The decision

Upper Tribunal
(Immigration and Asylum Chamber) Appeal Number: RP/00005/2018


Heard at Field House
Decision & Reasons Promulgated
On 19 November 2019
On 27 November 2019




the Secretary of State for the Home Department


Simon [K]
(no anonymity order made)


For the Appellant: Ms J Isherwood, a Senior Home Office Presenting Officer
For the Respondent: Mr A Burnett instructed by Wick & Co Solicitors

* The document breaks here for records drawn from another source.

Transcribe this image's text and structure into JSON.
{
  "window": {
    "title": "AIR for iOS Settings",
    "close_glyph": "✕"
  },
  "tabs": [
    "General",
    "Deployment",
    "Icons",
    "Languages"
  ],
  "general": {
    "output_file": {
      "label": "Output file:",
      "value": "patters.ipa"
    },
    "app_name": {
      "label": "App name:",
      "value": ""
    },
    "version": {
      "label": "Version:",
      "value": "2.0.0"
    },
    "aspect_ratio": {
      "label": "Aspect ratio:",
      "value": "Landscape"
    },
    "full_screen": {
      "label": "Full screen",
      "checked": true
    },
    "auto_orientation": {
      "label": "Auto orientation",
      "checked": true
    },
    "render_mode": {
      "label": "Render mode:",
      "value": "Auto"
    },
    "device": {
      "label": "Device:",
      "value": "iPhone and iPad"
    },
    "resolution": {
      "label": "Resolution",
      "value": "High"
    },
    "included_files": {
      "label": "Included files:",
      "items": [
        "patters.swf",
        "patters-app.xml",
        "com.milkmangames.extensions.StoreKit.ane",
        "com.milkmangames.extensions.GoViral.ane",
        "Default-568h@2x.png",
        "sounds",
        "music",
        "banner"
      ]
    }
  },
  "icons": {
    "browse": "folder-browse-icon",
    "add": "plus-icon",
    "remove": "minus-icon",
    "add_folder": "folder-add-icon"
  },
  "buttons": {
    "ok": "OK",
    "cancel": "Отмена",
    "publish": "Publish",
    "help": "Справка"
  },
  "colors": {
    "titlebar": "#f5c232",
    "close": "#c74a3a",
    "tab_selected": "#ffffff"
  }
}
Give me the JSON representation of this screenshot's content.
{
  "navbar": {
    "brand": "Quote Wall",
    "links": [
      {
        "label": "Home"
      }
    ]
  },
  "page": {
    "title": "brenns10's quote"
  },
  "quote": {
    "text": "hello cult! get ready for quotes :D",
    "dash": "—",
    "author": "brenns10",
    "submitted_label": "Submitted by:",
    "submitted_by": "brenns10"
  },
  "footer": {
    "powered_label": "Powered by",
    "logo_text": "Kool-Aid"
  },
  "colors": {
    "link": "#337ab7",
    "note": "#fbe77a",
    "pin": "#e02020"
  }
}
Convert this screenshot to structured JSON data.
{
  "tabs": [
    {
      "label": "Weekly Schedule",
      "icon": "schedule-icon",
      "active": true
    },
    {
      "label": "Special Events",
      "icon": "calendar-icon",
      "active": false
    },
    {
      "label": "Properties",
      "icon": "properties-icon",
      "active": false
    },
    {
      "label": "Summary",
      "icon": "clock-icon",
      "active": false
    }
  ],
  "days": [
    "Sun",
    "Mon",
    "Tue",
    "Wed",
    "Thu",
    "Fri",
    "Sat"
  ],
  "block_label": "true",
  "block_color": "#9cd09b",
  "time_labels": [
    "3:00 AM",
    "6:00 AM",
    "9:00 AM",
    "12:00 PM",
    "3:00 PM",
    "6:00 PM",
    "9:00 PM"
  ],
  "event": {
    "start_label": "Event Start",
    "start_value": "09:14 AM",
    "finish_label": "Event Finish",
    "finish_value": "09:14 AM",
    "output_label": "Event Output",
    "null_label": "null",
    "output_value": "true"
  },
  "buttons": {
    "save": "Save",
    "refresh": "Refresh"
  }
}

1. The Secretary of State appeals with permission against the decision of the First-tier Tribunal allowing the claimant's appeal against the respondent's decision on 6 November 2017 to revoke his refugee status with reference to Section 72 of the 2002 Act.
2. That provision creates statutory presumptions that certain offences are a particularly serious crime and that an individual convicted of such offences is a serious criminal, with a rebuttable presumption (see section 72(6)) that he constitutes a danger to the community. In this appeal, the Secretary of State has certified the appellant's conviction as a crime making him a section 72 serious criminal and raising the statutory presumption of dangerousness against him.
3. Section 72(10) requires the Tribunal to begin by deliberating whether the dangerousness presumption has been rebutted, before considering the appeal substantively. If the dangerousness presumption is not rebutted, the appeal must be dismissed. For the claimant, Mr Burrett accepted that he falls to be treated under the serious criminal provisions in section 72 but argued that the appellant was not now dangerous and that the presumption should be disapplied.
4. The First-tier Tribunal's reasons for disapplying the Section 72 presumption are given at [28]-[31] of the decision:-
"28. In giving his evidence the [claimant] impressed as being an intelligent young man who has learnt a lesson. He has undertaken courses such as RISE and alcohol awareness to address issues affecting his life. He continues to attend his local Christian Pentecostal Church every Sunday. In serving his sentence he has been punished for committing a 'particularly serious crime'. The undoubted dangerousness of the offence committed on a woman on her own at night in vulnerable circumstances cannot be underestimated. AS found by HHJ Clark when sentencing the [claimant] there were, acknowledging that alcohol had played a disinhibiting part, significant aggravating features falling within Category 1 of the Sentencing Guidelines of six to 11 years.
29. I am mindful of DC Look's assessment that she manages the [claimant] in circumstances of him being a low risk of re-offending, weight is attached to the opinion of [claimant's] probation officer, Stephanie Okwuadi. Notwithstanding a reduction of being of high risk to medium, the [claimant] 'has demonstrated he can address his offending and has shown great regret and remorse for his offending behaviour' and that he 'continues to show willingness to address his offending behaviour'.
30. Accordingly it has not been established that the [claimant] is a 'danger to the community' in circumstances where he has addressed his offending behaviour and the risk of re-offending is low.
31. In all the circumstances s. 72(10) of the Act does not apply. His appeal against revocation of his refugee status succeeds. The consequence is that the [claimant] is protected by the provisions of Article 33 recited above. The Convention prevents his removal from the UK. In these circumstances there is no need or requirement to address Article 3 as submitted by Mr Burrett."
5. The respondent's challenge is in effect a disagreement with the factual findings of the First-tier Judge. This morning at the hearing I heard argument from Ms Isherwood on behalf of the respondent and I have also been taken to the documents at pages 23, 35 to 36 and 37 to 69 of the First-tier Tribunal bundle which is the evidence which would have been before the First-tier Judge. I remind myself of all the relevant authorities and also that I must not go behind the finding of fact by a First-tier Judge unless it is perverse Wednesbury unreasonable or incomprehensible to me as set out at paragraph 90 in the judgment of Lord Justice Brooke in R (Iran) v The Secretary of State for the Home Department [2005] EWCA Civ 982.
6. The finding made by this judge on these facts is none of those. The evidence is that the claimant, as he was below, committed a single serious offence while intoxicated and that he has taken every opportunity that was offered to him for rehabilitation. On that basis it was open to the judge to find that the claimant now no longer met the dangerousness test and to allow the claimant's appeal for the reasons he gave.
7. For the foregoing reasons, my decision is as follows:
The making of the previous decision involved the making of no error on a point of law
I do not set aside the decision but order that it shall stand.

Signed Judith AJC Gleeson Date: 22 November 2019
Upper Tribunal Judge Gleeson